One of the best ways to make your marriage a priority during the child-raising years is to turn your bedroom into a sacred retreat, where you and your husband can go to be alone, talk, pray, and cultivate your relationship together. It’s all too easy to allow kid-clutter to spill over into the master bedroom, but I have found that making the bedroom a private “parents only” retreat has strengthened our marriage, even during seasons of child-raising intensity. Whenever the kids have felt the freedom to adorn our master bedroom with their toys, books, artwork, and other treasures, or to hang out there anytime they want, Eric and I lose focus, priority, and privacy in our relationship. So it has become my goal to keep the bedroom set apart for our marriage, and to quarantine the kids’ belongings and activities to other areas of the house.
Even if you are a single mom, you will benefit from making your bedroom a private retreat where you can take time to be alone, refresh, and refocus. Our bedroom is the one quiet place in our house where I can journal, pray, or read without constant interruption. Without that quiet retreat, it would be far more challenging to handle the noise and intensity of life with four little kids.
This doesn’t mean we never allow the kids into our room. Sometimes we let them pile up on our king-sized bed to read them stories or to watch an edifying movie together as a family. We nearly always let them sleep on the couch in our room when they are sick or if they wake up in the night with a bad dream. But for the most part, we keep our bedroom purposed for a marriage retreat, instead of letting it be the kids’ adventure land or dumping ground.
4. Cultivate Honor at Home

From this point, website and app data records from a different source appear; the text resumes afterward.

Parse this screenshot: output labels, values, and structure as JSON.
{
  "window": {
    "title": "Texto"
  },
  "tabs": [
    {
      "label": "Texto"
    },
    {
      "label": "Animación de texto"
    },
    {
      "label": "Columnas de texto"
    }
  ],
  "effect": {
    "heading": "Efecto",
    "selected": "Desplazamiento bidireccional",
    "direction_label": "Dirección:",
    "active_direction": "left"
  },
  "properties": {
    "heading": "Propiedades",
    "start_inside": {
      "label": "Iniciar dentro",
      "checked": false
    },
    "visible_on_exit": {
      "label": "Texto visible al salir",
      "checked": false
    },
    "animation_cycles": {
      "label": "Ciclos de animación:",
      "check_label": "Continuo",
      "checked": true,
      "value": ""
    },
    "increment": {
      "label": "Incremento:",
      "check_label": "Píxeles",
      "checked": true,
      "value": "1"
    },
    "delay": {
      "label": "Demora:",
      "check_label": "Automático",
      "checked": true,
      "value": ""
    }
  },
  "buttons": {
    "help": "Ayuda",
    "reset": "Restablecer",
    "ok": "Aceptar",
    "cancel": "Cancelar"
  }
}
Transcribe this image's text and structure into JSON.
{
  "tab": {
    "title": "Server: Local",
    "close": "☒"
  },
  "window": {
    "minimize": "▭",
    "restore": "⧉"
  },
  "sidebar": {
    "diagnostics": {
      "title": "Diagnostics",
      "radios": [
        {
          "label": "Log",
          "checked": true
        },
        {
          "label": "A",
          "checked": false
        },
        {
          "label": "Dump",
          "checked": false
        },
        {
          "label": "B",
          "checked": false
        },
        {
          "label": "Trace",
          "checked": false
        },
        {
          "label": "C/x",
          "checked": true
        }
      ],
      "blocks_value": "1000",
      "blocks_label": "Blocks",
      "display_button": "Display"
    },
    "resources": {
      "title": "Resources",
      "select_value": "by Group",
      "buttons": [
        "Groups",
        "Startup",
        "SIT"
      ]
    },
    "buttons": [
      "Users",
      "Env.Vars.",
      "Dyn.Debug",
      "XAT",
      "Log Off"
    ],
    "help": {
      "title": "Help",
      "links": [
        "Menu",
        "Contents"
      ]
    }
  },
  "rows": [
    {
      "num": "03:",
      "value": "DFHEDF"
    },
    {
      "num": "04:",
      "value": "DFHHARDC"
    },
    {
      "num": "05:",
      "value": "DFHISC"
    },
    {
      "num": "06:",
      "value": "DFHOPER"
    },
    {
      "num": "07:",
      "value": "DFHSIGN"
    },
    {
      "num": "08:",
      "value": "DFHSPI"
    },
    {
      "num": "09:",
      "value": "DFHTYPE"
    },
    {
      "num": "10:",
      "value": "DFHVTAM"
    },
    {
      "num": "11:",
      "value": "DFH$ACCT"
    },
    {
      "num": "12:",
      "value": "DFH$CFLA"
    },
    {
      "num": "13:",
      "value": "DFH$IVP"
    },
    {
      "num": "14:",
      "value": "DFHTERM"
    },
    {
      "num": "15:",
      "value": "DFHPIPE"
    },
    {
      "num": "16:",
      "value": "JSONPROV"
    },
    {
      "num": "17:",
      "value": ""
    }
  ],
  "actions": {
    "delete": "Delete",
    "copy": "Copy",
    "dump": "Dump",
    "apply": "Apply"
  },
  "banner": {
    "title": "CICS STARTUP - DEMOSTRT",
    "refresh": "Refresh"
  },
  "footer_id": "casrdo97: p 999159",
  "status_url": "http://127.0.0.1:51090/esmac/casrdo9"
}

In our book The First 90 Days of Marriage, Eric and I discussed a common lie many young married couples have fallen prey to — that marriage is the time when you can finally “let it all hang out.” There are plenty of jokes about men who burp, tell obnoxious jokes, and pack on the pounds, and women who let their appearance go once the wedding vows are spoken. Sadly, in many marriages this is all too true. Many people assume that once you have “locked in” your spouse’s commitment to you, you no longer need to work to win his or her heart, that you can now be sloppy and careless, throwing all dignity and honor to the wind.
This approach disregards the value of guiding a home, caring for a family, and cultivating a marriage. If a woman dresses nicely when she’s going out into public but dresses like a slob at home, she sends the message to her husband and children that they are not as important to her as a stranger at the mall. If a man is polite when he’s around his friends and business associates, but is consistently rude and crude in his home, he sends a message of disrespect toward his wife and children. Dishonorable behavior in the home can erode the beauty and romance of a marriage relationship faster than almost anything else.
Eric and I have made it a high priority to set an example for our children by building honor into our marriage and home life. How do we do that? We try to speak only words that edify each other. We don’t put each other down or joke about each other’s faults. We seek to be quick to ask forgiveness for wrongs. We treat each other with respect by listening when the other person is talking, showing interest in what each other is saying, and looking for ways to encourage each other. We don’t “let it all hang out” and allow crudeness into our behavior patterns, even when it’s just the two of us alone together. We protect each other’s privacy. We take time to look nice for each other. Of course, we are not perfect in all of these areas all the time, but when we take time to cultivate these simple habits, they have a profound and lasting impact upon our marriage relationship and our home.